All clients have their own expectations and styles they want reflected in the translations they receive and in working with my linguistic teams, it’s all about finding that perfect balance between ensuring quality, accuracy and personality in translation work. –  Katrina Honer, Senior Project Manager at Welocalize Life Sciences

Asking someone to make a perfect translation is a lot like asking someone to make a perfect house. What does that even mean? Does it mean if it has a roof and four walls it’s a perfect house? Translation is objective from the perspective that some things can be described as simply “right” or “wrong” but that’s not the end of it. The subjective nature of translation is just as important. Finding the right agency or translator(s) for a client that can work well with the client and mesh with that client’s own subjectivity is what makes a translation perfect, in my opinion. – Jenae Spry, MA, a specialist in medical, pharma and biotech translations.

Everyone has their own opinion on the best way to translate something and there are several ways to translate the same thing. Language is 60% rules and grammar and the rest is all art – the style, the connotation, the flair a linguist wants to put into their work. – Benjamin Portoleau, Production Manager at Welocalize Life Sciences

No one translation can really be perfect because another version could be different yet perfectly correct. In my editing work, all I would say was: “This translation is as close to perfection as could be” because the translator was obviously in tune with the language, culture, history, way of life, and perhaps a sense of humor of the countries of both the source and the target. – Linguist, Anonymous

Smoother Sailing

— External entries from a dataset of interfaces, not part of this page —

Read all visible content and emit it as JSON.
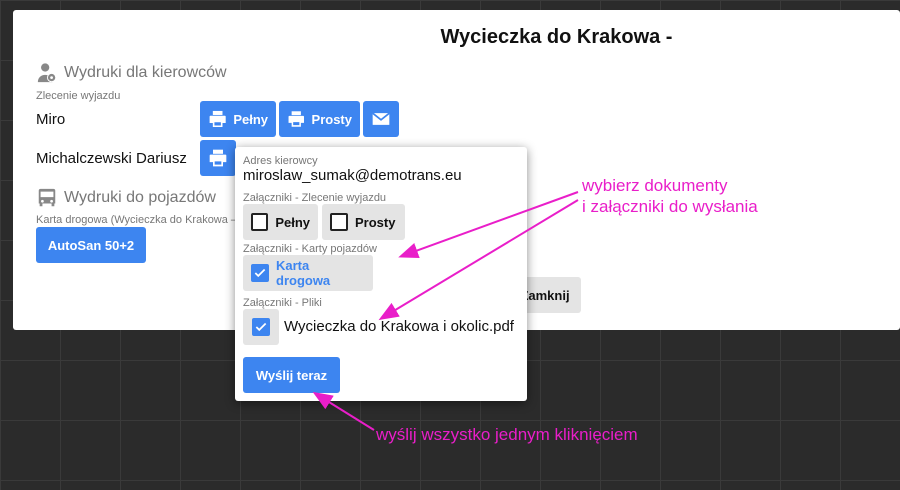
{
  "modal": {
    "title": "Wycieczka do Krakowa -",
    "drivers_section": "Wydruki dla kierowców",
    "order_label": "Zlecenie wyjazdu",
    "drivers": [
      {
        "name": "Miro"
      },
      {
        "name": "Michalczewski Dariusz"
      }
    ],
    "btn_full": "Pełny",
    "btn_simple": "Prosty",
    "vehicles_section": "Wydruki do pojazdów",
    "road_card_label": "Karta drogowa (Wycieczka do Krakowa –",
    "vehicle_btn": "AutoSan 50+2",
    "close_btn": "Zamknij"
  },
  "popup": {
    "address_label": "Adres kierowcy",
    "email": "miroslaw_sumak@demotrans.eu",
    "attach_order_label": "Załączniki - Zlecenie wyjazdu",
    "opt_full": "Pełny",
    "opt_simple": "Prosty",
    "attach_cards_label": "Załączniki - Karty pojazdów",
    "opt_road_card": "Karta drogowa",
    "attach_files_label": "Załączniki - Pliki",
    "file_name": "Wycieczka do Krakowa i okolic.pdf",
    "send_btn": "Wyślij teraz"
  },
  "annotations": {
    "line1": "wybierz dokumenty",
    "line2": "i załączniki do wysłania",
    "line3": "wyślij wszystko jednym kliknięciem"
  },
  "colors": {
    "accent": "#3d85f0",
    "annotation": "#e91ec9"
  }
}
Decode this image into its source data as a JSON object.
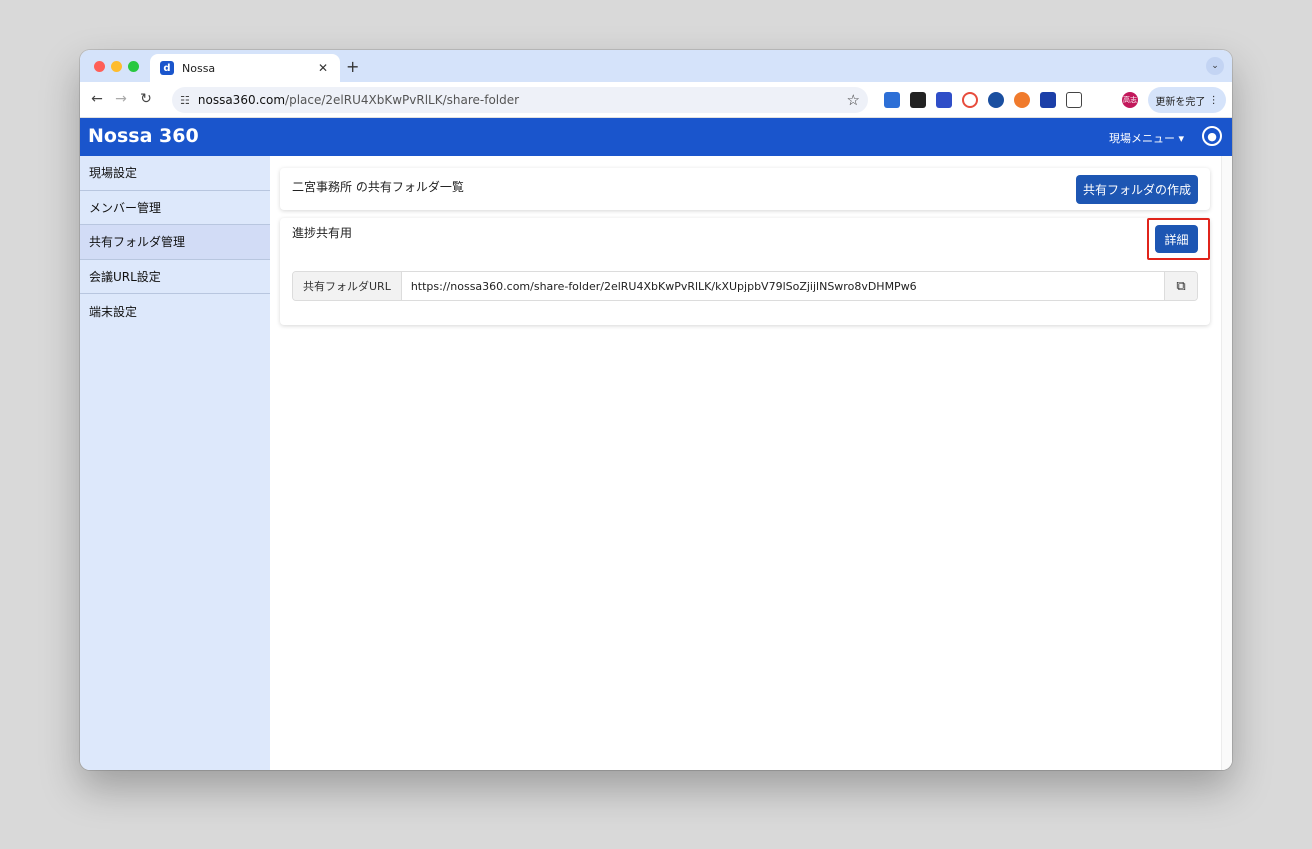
{
  "browser": {
    "tab_title": "Nossa",
    "tab_favicon": "nossa-favicon",
    "new_tab": "+",
    "url_host": "nossa360.com",
    "url_path": "/place/2elRU4XbKwPvRlLK/share-folder",
    "update_label": "更新を完了",
    "profile_initials": "高志"
  },
  "header": {
    "logo": "Nossa 360",
    "site_menu": "現場メニュー ▾"
  },
  "sidebar": {
    "items": [
      {
        "label": "現場設定"
      },
      {
        "label": "メンバー管理"
      },
      {
        "label": "共有フォルダ管理"
      },
      {
        "label": "会議URL設定"
      },
      {
        "label": "端末設定"
      }
    ]
  },
  "main": {
    "list_title": "二宮事務所 の共有フォルダ一覧",
    "create_button": "共有フォルダの作成",
    "folder": {
      "name": "進捗共有用",
      "detail_button": "詳細",
      "url_label": "共有フォルダURL",
      "url_value": "https://nossa360.com/share-folder/2elRU4XbKwPvRlLK/kXUpjpbV79lSoZjijlNSwro8vDHMPw6"
    }
  },
  "colors": {
    "brand": "#1a55cc",
    "button": "#1d56b3",
    "highlight": "#e0241b",
    "sidebar": "#dde8fb"
  }
}
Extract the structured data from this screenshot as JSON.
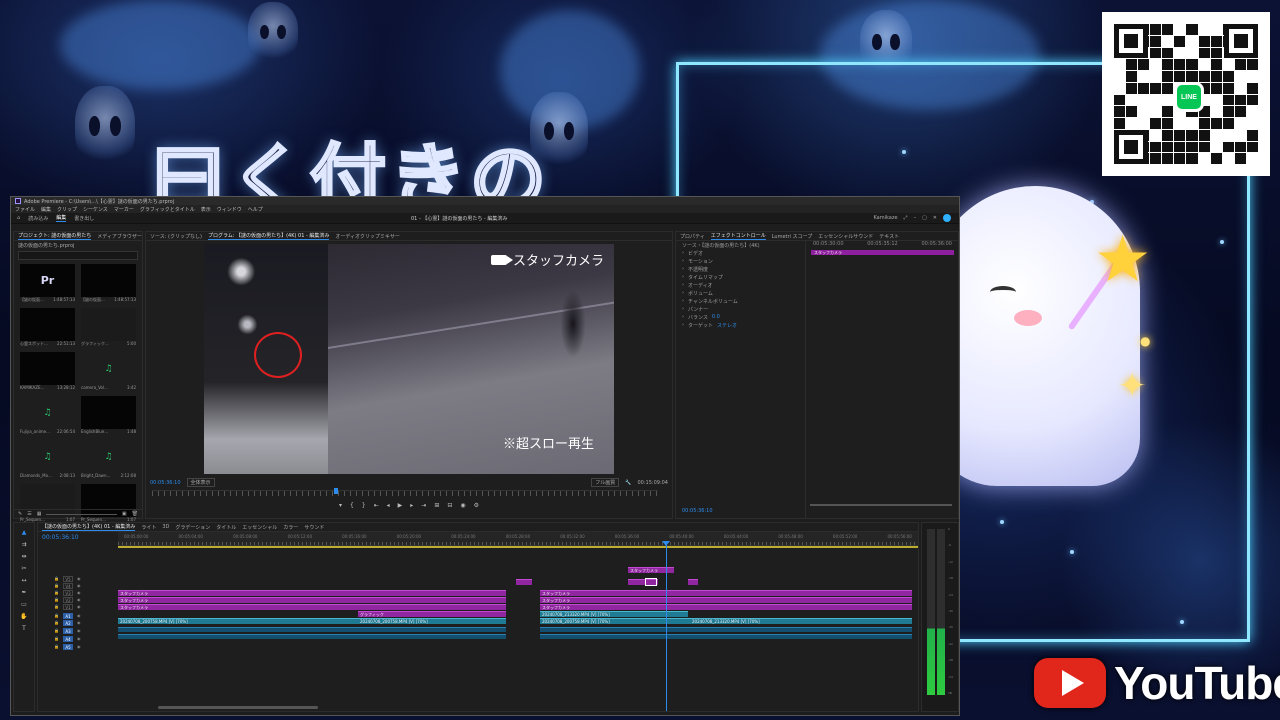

There is always an element of subjectivity where translation quality is concerned. But you can take measures to limit subjectivity. Here are just a few:

  • Start at the source. Tightening up source content reduces the risk of translation quality issues.
  • Incorporate glossaries and style guides. Company style guides and glossaries are important tools that help guide linguists. Style guides and glossaries help to educate linguists about the client and product while reducing subjectivity.
  • Train in-country reviewers. Train your in-country approvers on what they should look for when reviewing content. According to the report “Is Traditional Linguistic Validation Still the Way to Go?” by market research firm Common Sense Advisory, the linguistic review process should not be:
    • A stylistic review. There are many ways of expressing the same concept differently. Pure stylistic edits create significant implementation challenges and trigger additional costs and sometimes delays.
    • A rewrite of the source text. You do not allow your LSP to take the liberty to change the intended meaning. Neither should your in-country team.

In-country Linguists with Subject Matter Expertise

Working with a professional language service provider is important. Welocalize Life Sciences’ medical linguists have local market knowledge and subject matter expertise, ensuring translations are accurate and culturally appropriate. Contact us for more information on our quality language services for highly regulated industries.